[INSTRUCTIONS TO FOLLOW]: Repeat the whole listing, keeping each line as it is.

[SUPPLIED INFORMATION]:

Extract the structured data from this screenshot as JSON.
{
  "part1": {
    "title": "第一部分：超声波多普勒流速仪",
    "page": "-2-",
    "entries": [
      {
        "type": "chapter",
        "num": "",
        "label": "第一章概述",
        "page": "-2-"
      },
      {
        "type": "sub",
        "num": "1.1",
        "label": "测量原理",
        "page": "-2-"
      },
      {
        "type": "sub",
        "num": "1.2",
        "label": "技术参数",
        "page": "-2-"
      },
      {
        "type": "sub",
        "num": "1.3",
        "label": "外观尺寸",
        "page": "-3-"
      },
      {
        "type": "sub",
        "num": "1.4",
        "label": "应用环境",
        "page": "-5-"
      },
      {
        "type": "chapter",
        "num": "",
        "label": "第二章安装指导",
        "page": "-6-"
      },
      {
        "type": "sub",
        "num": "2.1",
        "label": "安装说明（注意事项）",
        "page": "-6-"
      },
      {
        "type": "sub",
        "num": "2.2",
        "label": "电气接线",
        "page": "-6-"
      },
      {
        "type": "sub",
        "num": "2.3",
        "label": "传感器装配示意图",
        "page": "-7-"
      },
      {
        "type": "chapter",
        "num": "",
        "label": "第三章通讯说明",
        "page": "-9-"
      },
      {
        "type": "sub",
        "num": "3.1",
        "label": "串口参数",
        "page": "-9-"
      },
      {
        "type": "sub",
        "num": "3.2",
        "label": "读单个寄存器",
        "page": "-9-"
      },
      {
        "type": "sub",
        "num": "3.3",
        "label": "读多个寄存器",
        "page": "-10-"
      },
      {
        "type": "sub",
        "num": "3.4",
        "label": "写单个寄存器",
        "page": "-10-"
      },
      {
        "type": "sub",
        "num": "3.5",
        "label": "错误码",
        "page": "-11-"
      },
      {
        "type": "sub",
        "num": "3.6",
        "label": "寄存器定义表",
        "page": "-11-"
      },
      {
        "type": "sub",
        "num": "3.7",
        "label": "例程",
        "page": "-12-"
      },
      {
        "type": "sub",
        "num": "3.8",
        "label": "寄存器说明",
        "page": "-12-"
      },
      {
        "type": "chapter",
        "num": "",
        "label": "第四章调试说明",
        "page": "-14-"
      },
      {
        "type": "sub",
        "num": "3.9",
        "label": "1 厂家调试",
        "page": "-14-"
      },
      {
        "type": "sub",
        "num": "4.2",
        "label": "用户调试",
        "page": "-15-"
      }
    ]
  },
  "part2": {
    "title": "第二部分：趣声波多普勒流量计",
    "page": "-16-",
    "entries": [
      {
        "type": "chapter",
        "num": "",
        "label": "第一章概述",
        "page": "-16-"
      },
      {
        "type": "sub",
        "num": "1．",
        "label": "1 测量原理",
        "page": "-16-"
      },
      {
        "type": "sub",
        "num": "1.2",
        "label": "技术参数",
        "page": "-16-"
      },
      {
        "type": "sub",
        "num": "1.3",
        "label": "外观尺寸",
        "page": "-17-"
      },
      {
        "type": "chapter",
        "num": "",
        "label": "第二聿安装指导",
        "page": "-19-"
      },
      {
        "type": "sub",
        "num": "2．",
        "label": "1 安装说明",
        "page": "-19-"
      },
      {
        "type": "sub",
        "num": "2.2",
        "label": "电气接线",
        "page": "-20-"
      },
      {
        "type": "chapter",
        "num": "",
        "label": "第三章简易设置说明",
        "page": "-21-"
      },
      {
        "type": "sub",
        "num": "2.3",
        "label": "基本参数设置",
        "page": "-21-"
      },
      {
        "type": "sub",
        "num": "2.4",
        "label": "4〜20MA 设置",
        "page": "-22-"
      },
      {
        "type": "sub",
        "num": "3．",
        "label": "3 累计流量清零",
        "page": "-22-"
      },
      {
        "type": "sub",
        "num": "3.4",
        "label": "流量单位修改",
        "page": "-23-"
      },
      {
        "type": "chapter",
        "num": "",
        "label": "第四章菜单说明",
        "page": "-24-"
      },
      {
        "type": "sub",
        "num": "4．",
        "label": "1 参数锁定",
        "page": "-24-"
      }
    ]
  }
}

[TASK SOLUTION]:
Extract the structured data from this screenshot as JSON.
{
  "part1": {
    "title": "第一部分：超声波多普勒流速仪",
    "page": "-2-",
    "entries": [
      {
        "type": "chapter",
        "num": "",
        "label": "第一章概述",
        "page": "-2-"
      },
      {
        "type": "sub",
        "num": "1.1",
        "label": "测量原理",
        "page": "-2-"
      },
      {
        "type": "sub",
        "num": "1.2",
        "label": "技术参数",
        "page": "-2-"
      },
      {
        "type": "sub",
        "num": "1.3",
        "label": "外观尺寸",
        "page": "-3-"
      },
      {
        "type": "sub",
        "num": "1.4",
        "label": "应用环境",
        "page": "-5-"
      },
      {
        "type": "chapter",
        "num": "",
        "label": "第二章安装指导",
        "page": "-6-"
      },
      {
        "type": "sub",
        "num": "2.1",
        "label": "安装说明（注意事项）",
        "page": "-6-"
      },
      {
        "type": "sub",
        "num": "2.2",
        "label": "电气接线",
        "page": "-6-"
      },
      {
        "type": "sub",
        "num": "2.3",
        "label": "传感器装配示意图",
        "page": "-7-"
      },
      {
        "type": "chapter",
        "num": "",
        "label": "第三章通讯说明",
        "page": "-9-"
      },
      {
        "type": "sub",
        "num": "3.1",
        "label": "串口参数",
        "page": "-9-"
      },
      {
        "type": "sub",
        "num": "3.2",
        "label": "读单个寄存器",
        "page": "-9-"
      },
      {
        "type": "sub",
        "num": "3.3",
        "label": "读多个寄存器",
        "page": "-10-"
      },
      {
        "type": "sub",
        "num": "3.4",
        "label": "写单个寄存器",
        "page": "-10-"
      },
      {
        "type": "sub",
        "num": "3.5",
        "label": "错误码",
        "page": "-11-"
      },
      {
        "type": "sub",
        "num": "3.6",
        "label": "寄存器定义表",
        "page": "-11-"
      },
      {
        "type": "sub",
        "num": "3.7",
        "label": "例程",
        "page": "-12-"
      },
      {
        "type": "sub",
        "num": "3.8",
        "label": "寄存器说明",
        "page": "-12-"
      },
      {
        "type": "chapter",
        "num": "",
        "label": "第四章调试说明",
        "page": "-14-"
      },
      {
        "type": "sub",
        "num": "3.9",
        "label": "1 厂家调试",
        "page": "-14-"
      },
      {
        "type": "sub",
        "num": "4.2",
        "label": "用户调试",
        "page": "-15-"
      }
    ]
  },
  "part2": {
    "title": "第二部分：趣声波多普勒流量计",
    "page": "-16-",
    "entries": [
      {
        "type": "chapter",
        "num": "",
        "label": "第一章概述",
        "page": "-16-"
      },
      {
        "type": "sub",
        "num": "1．",
        "label": "1 测量原理",
        "page": "-16-"
      },
      {
        "type": "sub",
        "num": "1.2",
        "label": "技术参数",
        "page": "-16-"
      },
      {
        "type": "sub",
        "num": "1.3",
        "label": "外观尺寸",
        "page": "-17-"
      },
      {
        "type": "chapter",
        "num": "",
        "label": "第二聿安装指导",
        "page": "-19-"
      },
      {
        "type": "sub",
        "num": "2．",
        "label": "1 安装说明",
        "page": "-19-"
      },
      {
        "type": "sub",
        "num": "2.2",
        "label": "电气接线",
        "page": "-20-"
      },
      {
        "type": "chapter",
        "num": "",
        "label": "第三章简易设置说明",
        "page": "-21-"
      },
      {
        "type": "sub",
        "num": "2.3",
        "label": "基本参数设置",
        "page": "-21-"
      },
      {
        "type": "sub",
        "num": "2.4",
        "label": "4〜20MA 设置",
        "page": "-22-"
      },
      {
        "type": "sub",
        "num": "3．",
        "label": "3 累计流量清零",
        "page": "-22-"
      },
      {
        "type": "sub",
        "num": "3.4",
        "label": "流量单位修改",
        "page": "-23-"
      },
      {
        "type": "chapter",
        "num": "",
        "label": "第四章菜单说明",
        "page": "-24-"
      },
      {
        "type": "sub",
        "num": "4．",
        "label": "1 参数锁定",
        "page": "-24-"
      }
    ]
  }
}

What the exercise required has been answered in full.